Do what you love and the money will take care of itself.
That’s been a popular phrase for as long as I can remember.
Wouldn’t it be great if it was true?
I’ve also heard this related phrase for as long as I can remember: just preach the gospel, love people, reach out to your neighbors, and the money will take care of itself.
It would be even better if that was true. But it’s not. In even the healthiest and strongest of churches and ministries, finances are never automatic.
In a previous post, 4 Assumptions Pastors Can No Longer Make About Church Giving Patterns, I wrote about how a downturn in church giving is no longer the early and accurate indicator of a problem in the church. Giving patterns have changed. Even people who love the church and are fully committed to its mission are not giving as much as they once did.

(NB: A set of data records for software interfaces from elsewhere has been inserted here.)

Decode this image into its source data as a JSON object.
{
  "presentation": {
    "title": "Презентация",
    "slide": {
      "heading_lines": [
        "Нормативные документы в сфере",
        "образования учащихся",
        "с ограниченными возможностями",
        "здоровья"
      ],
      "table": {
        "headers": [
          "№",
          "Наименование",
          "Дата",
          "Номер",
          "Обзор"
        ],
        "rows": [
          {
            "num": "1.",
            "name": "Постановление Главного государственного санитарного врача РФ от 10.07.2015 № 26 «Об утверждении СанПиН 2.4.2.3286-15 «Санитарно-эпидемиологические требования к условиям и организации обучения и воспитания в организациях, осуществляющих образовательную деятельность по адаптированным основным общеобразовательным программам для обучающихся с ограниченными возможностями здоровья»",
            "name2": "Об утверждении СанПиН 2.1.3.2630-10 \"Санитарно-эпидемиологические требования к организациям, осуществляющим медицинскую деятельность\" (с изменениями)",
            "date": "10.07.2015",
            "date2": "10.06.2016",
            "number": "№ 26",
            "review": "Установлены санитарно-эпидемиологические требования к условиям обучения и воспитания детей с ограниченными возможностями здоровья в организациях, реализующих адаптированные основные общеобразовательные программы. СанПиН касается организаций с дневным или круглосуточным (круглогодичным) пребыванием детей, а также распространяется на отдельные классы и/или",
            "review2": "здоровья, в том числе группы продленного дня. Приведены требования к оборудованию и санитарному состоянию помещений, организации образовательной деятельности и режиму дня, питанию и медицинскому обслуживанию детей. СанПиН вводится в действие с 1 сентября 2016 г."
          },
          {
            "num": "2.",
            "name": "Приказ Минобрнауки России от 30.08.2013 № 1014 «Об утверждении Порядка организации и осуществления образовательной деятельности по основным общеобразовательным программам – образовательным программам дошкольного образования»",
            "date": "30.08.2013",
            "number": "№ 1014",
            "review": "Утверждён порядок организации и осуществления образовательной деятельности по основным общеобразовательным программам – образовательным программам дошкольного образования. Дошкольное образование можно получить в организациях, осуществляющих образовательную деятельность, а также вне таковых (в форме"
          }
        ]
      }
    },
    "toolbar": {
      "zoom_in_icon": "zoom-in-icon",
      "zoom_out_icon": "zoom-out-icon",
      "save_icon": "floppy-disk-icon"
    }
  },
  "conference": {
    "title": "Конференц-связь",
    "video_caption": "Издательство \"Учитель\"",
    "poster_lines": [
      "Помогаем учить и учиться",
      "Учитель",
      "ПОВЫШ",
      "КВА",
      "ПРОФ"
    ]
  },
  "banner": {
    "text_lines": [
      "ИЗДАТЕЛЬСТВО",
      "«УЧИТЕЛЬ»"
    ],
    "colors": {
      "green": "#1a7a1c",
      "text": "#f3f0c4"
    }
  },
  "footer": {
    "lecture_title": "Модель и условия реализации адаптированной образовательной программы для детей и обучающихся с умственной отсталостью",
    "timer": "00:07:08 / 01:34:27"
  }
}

In this post, I’d like to walk you through some of the steps our church has discovered by trial-and-error in the last couple of years that have helped us slow down, then reverse a downward giving trend in our church.
(This article is part of an ongoing series, Money and the Small Church.)
1. Emphasize generosity, not just giving
Giving is like any other skill. Very few people are born with an inbred desire and ability to give. Everyone needs to be taught how and why giving matters. And that’s up to us, pastors.
Thankfully, the Bible is full of great teaching about stewardship and generosity, but we must always remember that God’s Word is not as concerned with our money as with our hearts. Which is why we need to teach more about generosity than giving.
It’s possible to give without being generous, but no one can be generous without giving.
The size of the heart matters more than the size of the gift. If Jesus’ teachings about generosity tell us anything, they tell us that.
2. Teach stewardship, not just giving
We must never limit our financial teaching to trying to get more money out of people’s pockets. That always ends badly. Because that’s not what generosity is about.
Actually, I’ve met very few pastors who fit the stereotype of the smooth-talking, money-grubbing preacher. Instead, most of us are so concerned with not coming across that way that we swing the pendulum too far in the other direction and don’t talk about finances enough.
As pastors, we have an obligation to God and the church to teach a balanced, biblical view of stewardship, not just giving.